Preserving traditional practices and stories by passing it forward to future generations is also part of her artistic process. Red Star collaborates with her daughter over multiple artworks where they combine their shared love for art and shared cultural heritage. The duo began their partnership by accident back in 2014, when Red Star’s daughter, Beatrice began coloring on top of Red Star’s printed photographs. For Red Star, her daughter’s artwork was unrestrained, free, and genuine: “It was her interpretation of these chiefs who were her ancestors, and it was a perfect way to include the next generation’s voice”. It provides Red Star with an opportunity to share the ever-important message of confidence and power to her daughter.

Wendy Red Star and Beatrice Red Star Fletcher, Apsáalooke Feminist #3, 2016
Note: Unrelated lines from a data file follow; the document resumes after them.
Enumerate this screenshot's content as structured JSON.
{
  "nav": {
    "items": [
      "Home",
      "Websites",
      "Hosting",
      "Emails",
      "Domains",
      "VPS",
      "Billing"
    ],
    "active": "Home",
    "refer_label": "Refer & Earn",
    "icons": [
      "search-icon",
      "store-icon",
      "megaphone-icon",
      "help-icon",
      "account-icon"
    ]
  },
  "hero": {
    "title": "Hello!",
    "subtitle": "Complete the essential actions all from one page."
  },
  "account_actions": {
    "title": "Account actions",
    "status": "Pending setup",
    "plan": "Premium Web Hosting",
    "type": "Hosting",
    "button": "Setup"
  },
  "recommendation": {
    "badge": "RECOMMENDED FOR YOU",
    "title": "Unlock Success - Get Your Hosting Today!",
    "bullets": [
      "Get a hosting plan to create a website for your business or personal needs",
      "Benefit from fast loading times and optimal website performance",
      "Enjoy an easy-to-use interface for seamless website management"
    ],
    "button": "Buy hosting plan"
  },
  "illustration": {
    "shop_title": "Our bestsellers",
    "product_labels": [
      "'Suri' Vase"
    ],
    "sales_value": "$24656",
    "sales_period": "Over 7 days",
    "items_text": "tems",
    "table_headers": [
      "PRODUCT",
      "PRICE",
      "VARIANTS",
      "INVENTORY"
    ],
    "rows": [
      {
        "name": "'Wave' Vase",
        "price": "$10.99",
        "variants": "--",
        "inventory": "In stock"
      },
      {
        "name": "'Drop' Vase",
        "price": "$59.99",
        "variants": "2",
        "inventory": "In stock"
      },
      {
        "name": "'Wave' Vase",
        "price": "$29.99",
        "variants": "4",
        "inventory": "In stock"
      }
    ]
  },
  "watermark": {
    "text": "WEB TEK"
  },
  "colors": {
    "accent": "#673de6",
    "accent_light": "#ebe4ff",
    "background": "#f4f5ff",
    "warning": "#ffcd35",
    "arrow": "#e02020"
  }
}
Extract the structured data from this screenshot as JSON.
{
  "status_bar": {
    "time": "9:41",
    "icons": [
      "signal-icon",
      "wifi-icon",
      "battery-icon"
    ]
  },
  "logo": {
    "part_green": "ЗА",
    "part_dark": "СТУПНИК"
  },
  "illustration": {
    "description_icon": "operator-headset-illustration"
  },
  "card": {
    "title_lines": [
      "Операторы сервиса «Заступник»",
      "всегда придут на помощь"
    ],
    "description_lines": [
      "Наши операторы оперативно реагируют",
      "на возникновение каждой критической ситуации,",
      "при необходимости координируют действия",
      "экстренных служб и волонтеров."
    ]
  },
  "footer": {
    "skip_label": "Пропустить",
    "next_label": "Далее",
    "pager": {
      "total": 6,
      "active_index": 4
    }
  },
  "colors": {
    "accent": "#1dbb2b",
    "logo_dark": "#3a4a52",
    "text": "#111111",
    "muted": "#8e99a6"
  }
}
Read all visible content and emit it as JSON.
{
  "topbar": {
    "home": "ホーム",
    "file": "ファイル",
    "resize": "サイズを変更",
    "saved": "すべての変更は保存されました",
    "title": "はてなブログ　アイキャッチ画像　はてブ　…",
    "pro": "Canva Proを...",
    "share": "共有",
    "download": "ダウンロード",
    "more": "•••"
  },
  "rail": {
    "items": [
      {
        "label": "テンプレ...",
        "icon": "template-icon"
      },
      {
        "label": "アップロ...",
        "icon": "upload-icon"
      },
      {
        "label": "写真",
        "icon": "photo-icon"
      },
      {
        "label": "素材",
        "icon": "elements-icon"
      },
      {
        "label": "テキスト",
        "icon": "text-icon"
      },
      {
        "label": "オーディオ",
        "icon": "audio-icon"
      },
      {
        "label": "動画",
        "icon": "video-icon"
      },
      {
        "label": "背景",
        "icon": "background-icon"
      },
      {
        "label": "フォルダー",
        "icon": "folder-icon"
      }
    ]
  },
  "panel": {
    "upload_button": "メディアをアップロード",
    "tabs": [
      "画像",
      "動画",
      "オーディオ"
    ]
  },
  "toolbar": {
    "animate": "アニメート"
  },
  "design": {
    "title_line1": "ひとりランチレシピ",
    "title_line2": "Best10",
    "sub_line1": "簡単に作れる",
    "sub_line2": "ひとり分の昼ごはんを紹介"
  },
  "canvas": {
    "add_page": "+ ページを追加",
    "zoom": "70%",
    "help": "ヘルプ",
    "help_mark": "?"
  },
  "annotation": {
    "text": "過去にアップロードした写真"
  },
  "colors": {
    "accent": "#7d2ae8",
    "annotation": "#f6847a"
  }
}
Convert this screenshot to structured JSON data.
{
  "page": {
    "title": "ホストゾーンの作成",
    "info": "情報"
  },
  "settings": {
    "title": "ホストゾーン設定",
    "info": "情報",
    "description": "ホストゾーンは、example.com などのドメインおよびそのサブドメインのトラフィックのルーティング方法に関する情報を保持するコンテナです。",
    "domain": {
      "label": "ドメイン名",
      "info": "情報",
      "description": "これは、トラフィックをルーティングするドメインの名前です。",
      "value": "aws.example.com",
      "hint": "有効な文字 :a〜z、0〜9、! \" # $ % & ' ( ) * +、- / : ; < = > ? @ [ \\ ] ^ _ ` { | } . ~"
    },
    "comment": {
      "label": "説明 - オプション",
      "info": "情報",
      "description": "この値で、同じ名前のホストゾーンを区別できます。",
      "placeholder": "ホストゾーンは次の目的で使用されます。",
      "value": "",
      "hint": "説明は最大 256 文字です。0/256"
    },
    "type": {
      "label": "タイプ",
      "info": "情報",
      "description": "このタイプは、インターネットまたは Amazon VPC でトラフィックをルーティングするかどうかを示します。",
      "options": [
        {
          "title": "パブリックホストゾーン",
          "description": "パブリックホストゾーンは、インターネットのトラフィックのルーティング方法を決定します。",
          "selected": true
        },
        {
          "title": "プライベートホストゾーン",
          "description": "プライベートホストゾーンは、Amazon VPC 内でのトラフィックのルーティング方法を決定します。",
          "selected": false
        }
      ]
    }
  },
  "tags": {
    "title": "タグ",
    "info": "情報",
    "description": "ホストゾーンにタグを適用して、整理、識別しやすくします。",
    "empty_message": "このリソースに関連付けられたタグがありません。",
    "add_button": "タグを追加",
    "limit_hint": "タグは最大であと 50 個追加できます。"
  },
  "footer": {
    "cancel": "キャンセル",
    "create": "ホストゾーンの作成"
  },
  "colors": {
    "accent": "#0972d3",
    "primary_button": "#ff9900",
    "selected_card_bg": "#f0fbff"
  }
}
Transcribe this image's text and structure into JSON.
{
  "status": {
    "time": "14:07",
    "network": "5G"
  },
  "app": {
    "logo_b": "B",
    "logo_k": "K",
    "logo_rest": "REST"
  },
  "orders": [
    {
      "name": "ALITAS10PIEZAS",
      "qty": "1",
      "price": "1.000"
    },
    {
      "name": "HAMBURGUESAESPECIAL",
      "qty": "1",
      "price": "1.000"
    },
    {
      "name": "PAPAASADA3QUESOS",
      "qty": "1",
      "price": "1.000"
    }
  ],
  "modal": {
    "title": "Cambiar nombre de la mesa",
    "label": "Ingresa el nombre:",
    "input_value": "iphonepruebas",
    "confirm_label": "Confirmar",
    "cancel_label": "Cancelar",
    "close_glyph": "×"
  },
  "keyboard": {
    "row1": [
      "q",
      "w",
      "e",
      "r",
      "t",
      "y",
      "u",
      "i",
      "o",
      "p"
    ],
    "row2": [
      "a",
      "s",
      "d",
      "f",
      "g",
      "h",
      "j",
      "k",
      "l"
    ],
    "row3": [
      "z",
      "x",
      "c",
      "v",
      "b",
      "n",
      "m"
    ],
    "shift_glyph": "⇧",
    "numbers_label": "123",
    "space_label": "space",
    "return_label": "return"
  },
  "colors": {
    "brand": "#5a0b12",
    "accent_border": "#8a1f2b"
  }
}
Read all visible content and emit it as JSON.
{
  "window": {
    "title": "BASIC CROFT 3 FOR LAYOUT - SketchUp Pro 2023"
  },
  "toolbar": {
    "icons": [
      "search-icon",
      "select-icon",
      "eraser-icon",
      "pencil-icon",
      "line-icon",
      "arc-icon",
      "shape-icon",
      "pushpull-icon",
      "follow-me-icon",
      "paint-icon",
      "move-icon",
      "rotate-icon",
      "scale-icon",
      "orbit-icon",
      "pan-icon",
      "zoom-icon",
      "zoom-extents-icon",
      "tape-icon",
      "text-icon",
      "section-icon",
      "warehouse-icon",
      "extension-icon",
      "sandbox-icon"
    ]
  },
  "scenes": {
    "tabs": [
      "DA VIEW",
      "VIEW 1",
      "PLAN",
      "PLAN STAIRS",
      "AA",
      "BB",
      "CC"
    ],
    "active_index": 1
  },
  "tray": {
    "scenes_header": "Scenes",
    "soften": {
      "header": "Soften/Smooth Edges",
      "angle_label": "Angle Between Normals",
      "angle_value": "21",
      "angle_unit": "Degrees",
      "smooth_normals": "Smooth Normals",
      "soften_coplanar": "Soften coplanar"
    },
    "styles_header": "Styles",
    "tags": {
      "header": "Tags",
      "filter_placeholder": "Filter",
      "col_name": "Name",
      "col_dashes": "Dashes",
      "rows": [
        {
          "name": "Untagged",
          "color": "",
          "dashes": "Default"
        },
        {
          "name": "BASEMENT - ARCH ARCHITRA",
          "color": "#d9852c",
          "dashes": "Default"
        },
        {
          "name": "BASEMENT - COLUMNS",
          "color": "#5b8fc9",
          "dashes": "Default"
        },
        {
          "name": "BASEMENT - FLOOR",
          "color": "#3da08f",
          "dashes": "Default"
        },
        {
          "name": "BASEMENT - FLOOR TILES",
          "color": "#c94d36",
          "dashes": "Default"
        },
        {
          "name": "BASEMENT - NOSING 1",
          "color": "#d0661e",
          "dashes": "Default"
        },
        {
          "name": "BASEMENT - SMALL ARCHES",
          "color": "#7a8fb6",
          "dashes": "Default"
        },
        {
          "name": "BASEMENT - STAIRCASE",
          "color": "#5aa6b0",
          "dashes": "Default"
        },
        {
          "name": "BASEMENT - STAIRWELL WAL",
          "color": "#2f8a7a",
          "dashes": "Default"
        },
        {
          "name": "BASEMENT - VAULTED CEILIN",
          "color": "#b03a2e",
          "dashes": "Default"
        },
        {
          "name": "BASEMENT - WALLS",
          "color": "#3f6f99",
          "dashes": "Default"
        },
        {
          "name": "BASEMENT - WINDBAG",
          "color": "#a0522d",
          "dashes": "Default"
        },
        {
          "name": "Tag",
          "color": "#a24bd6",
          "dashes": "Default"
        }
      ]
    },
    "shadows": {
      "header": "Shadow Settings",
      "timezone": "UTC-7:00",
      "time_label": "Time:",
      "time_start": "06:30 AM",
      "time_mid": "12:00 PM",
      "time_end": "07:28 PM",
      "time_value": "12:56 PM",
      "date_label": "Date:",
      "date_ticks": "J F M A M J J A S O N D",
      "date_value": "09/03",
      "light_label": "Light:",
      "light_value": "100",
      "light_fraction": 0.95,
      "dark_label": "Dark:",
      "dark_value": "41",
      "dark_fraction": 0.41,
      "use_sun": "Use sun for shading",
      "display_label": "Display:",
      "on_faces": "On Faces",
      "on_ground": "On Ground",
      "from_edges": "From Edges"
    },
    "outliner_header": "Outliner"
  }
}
It also has got a lot to do with Red Star’s preoccupation with creating spaces for female Native artists to share their artworks. For her, supporting indigenous artists is important, especially since indigenous female perspectives are not often broadcasted on platforms. This interest in sharing personal perspectives is linked to Red Star’s identity-based artwork. It explores race identity and gender, themes that are as important now as ever, but still not receiving the screen time they need. To highlight some of the conversations she is championing, Red Star created a hashtag #ApsaalookeFeminist, to mark all the artwork she creates that speaks to historical and contemporary experiences of Crow women.

Her works are thought-provoking, using humor and classic images of Native life to weave an alternative, more authentic story of a changing unique culture. What is often glossed over is that there is no one Native identity or culture (as we may have been led to believe), in fact, it is highly personalized and unique depending on nations and regions. “We’ve lost our individuality as different nations. We were stereotyped into one thing”. Humor plays a key role, not only in Red Star’s artwork but also in her daily life. It’s a universal antidote that brings joy and lets viewers connect with her work over a shared emotion. Connecting with messages, such as those explored in her artworks, is as important now as ever because her artwork represents stories we all need to hear.

Wendy Red Star, Apsáalooke Roses, four-color lithograph with archival pigment ink photographs, edition of 12
By Raramai Campbell
Cover Photo by Wendy Red Star